> [Exercise data]:

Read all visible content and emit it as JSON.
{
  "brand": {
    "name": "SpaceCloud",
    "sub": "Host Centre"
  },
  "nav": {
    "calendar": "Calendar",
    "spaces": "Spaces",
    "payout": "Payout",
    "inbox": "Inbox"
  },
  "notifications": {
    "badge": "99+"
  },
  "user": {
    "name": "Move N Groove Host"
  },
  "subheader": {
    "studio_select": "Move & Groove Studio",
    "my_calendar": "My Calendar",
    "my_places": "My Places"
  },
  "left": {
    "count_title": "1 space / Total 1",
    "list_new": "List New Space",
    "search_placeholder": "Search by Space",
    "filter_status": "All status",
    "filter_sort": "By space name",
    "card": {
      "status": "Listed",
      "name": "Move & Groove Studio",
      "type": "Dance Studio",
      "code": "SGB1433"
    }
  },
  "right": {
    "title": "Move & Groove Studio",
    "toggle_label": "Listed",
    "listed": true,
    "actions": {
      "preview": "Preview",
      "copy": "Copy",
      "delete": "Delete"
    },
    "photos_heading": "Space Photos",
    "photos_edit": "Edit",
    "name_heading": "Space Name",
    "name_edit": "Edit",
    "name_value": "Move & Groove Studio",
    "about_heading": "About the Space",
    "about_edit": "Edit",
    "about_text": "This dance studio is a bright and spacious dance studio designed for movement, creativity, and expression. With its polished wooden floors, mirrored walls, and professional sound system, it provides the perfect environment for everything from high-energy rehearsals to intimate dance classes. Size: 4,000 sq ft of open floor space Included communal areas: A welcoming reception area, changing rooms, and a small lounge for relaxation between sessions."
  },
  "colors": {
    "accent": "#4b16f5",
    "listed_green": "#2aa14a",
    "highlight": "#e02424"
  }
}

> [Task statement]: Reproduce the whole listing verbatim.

> [Result of the task]:
Read all visible content and emit it as JSON.
{
  "brand": {
    "name": "SpaceCloud",
    "sub": "Host Centre"
  },
  "nav": {
    "calendar": "Calendar",
    "spaces": "Spaces",
    "payout": "Payout",
    "inbox": "Inbox"
  },
  "notifications": {
    "badge": "99+"
  },
  "user": {
    "name": "Move N Groove Host"
  },
  "subheader": {
    "studio_select": "Move & Groove Studio",
    "my_calendar": "My Calendar",
    "my_places": "My Places"
  },
  "left": {
    "count_title": "1 space / Total 1",
    "list_new": "List New Space",
    "search_placeholder": "Search by Space",
    "filter_status": "All status",
    "filter_sort": "By space name",
    "card": {
      "status": "Listed",
      "name": "Move & Groove Studio",
      "type": "Dance Studio",
      "code": "SGB1433"
    }
  },
  "right": {
    "title": "Move & Groove Studio",
    "toggle_label": "Listed",
    "listed": true,
    "actions": {
      "preview": "Preview",
      "copy": "Copy",
      "delete": "Delete"
    },
    "photos_heading": "Space Photos",
    "photos_edit": "Edit",
    "name_heading": "Space Name",
    "name_edit": "Edit",
    "name_value": "Move & Groove Studio",
    "about_heading": "About the Space",
    "about_edit": "Edit",
    "about_text": "This dance studio is a bright and spacious dance studio designed for movement, creativity, and expression. With its polished wooden floors, mirrored walls, and professional sound system, it provides the perfect environment for everything from high-energy rehearsals to intimate dance classes. Size: 4,000 sq ft of open floor space Included communal areas: A welcoming reception area, changing rooms, and a small lounge for relaxation between sessions."
  },
  "colors": {
    "accent": "#4b16f5",
    "listed_green": "#2aa14a",
    "highlight": "#e02424"
  }
}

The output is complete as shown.